solar dynamics observatory

NASA SDO - "Alien" Prominence, June 18, 2012

4y ago


This movie covers almost 15 hours from the early hours of June 18, 2012. These UV views from the AIA instrument on NASA's Solar Dynamics Observatory in the 304 angstrom wavelengths show a beautiful prominence eruption. We called it the "Alien Prometheus Prominence". Why? Watch the movie and find out. This 304 angstrom channel (red Sun) provides us a very good way of seeing areas where cooler dense plumes of plasma, filaments and prominences, are located above the visible surface of the Sun. There is a also a close-up view in 171 angstrom of this prominence showing the arcs extending off of the Sun where plasma moves along magnetic field lines. A solar prominence (also known as a filament when viewed against the solar disk) is a large, bright feature extending outward from the Sun's surface. Prominences are anchored to the Sun's surface in the photosphere, and extend outwards into the Sun's hot outer atmosphere, called the corona. A prominence forms over timescales of about a day, and stable prominences may persist in the corona for several months, looping hundreds of thousands of miles into space. Scientists are still researching how and why prominences are formed. The red-glowing looped material is plasma, a hot gas comprised of electrically charged hydrogen and helium. The prominence plasma flows along a tangled and twisted structure of magnetic fields generated by the sun's internal dynamo. An erupting prominence occurs when such a structure becomes unstable and bursts outward, releasing the plasma.

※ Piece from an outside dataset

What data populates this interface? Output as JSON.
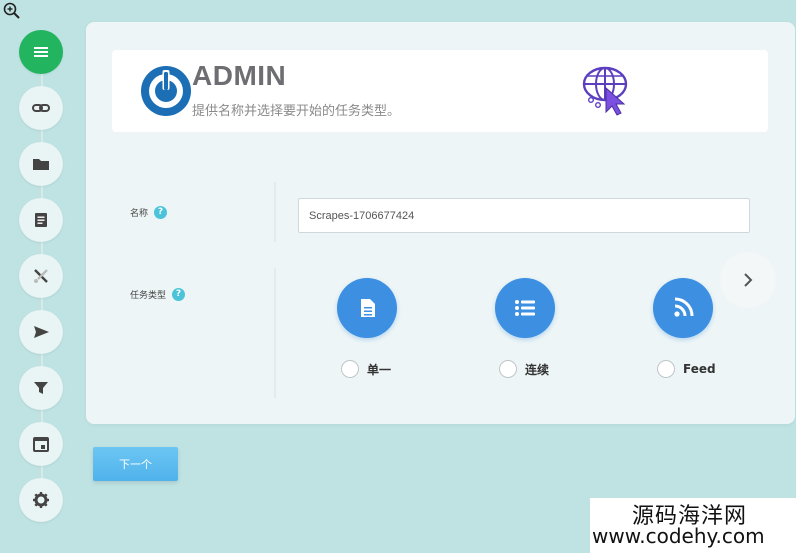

Credit: NASA SDO Scoring: Alien - by Jerry Goldsmith PS: We are not endorsing any aliens on the Sun!